■ THE TASK:
Review the material and extract every line in which the word "header" occurs.

■ THE INPUT:
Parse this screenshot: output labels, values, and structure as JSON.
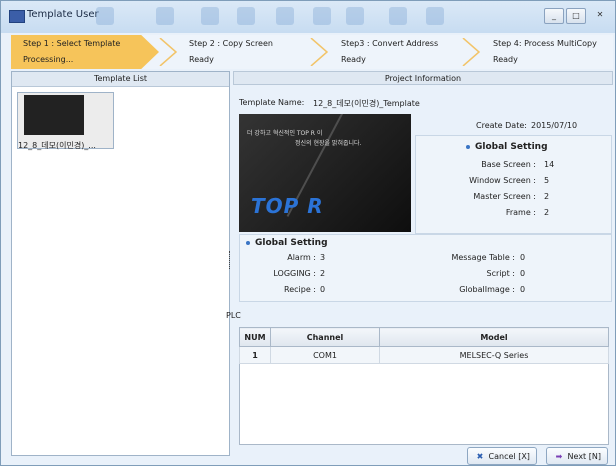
{
  "window": {
    "title": "Template User",
    "icon": "app-icon",
    "controls": [
      "_",
      "□",
      "✕"
    ]
  },
  "steps": [
    {
      "label": "Step 1 : Select Template",
      "status": "Processing...",
      "active": true
    },
    {
      "label": "Step 2 : Copy Screen",
      "status": "Ready",
      "active": false
    },
    {
      "label": "Step3 : Convert Address",
      "status": "Ready",
      "active": false
    },
    {
      "label": "Step 4: Process MultiCopy",
      "status": "Ready",
      "active": false
    }
  ],
  "template_list": {
    "header": "Template List",
    "items": [
      {
        "name": "12_8_데모(이민경)_..."
      }
    ]
  },
  "project_info": {
    "header": "Project Information",
    "template_name_label": "Template Name:",
    "template_name_value": "12_8_데모(이민경)_Template",
    "create_date_label": "Create Date:",
    "create_date_value": "2015/07/10",
    "preview": {
      "tagline1": "더 강하고 혁신적인 TOP R 이",
      "tagline2": "정신의 현장을 밝혀줍니다.",
      "logo": "TOP R"
    },
    "global_setting_1": {
      "title": "Global Setting",
      "items": [
        {
          "label": "Base Screen :",
          "value": "14"
        },
        {
          "label": "Window Screen :",
          "value": "5"
        },
        {
          "label": "Master Screen :",
          "value": "2"
        },
        {
          "label": "Frame :",
          "value": "2"
        }
      ]
    },
    "global_setting_2": {
      "title": "Global Setting",
      "left": [
        {
          "label": "Alarm :",
          "value": "3"
        },
        {
          "label": "LOGGING :",
          "value": "2"
        },
        {
          "label": "Recipe :",
          "value": "0"
        }
      ],
      "right": [
        {
          "label": "Message Table :",
          "value": "0"
        },
        {
          "label": "Script :",
          "value": "0"
        },
        {
          "label": "GlobalImage :",
          "value": "0"
        }
      ]
    },
    "plc": {
      "label": "PLC",
      "columns": [
        "NUM",
        "Channel",
        "Model"
      ],
      "rows": [
        {
          "num": "1",
          "channel": "COM1",
          "model": "MELSEC-Q Series"
        }
      ]
    }
  },
  "buttons": {
    "cancel": "Cancel [X]",
    "next": "Next [N]"
  },
  "colors": {
    "active_step": "#f6c45a",
    "accent": "#3a74c4",
    "cancel_icon": "#2a5db0",
    "next_icon": "#7a3fb5"
  }
}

■ YOUR RESPONSE:
    "header": "Template List",
    "header": "Project Information",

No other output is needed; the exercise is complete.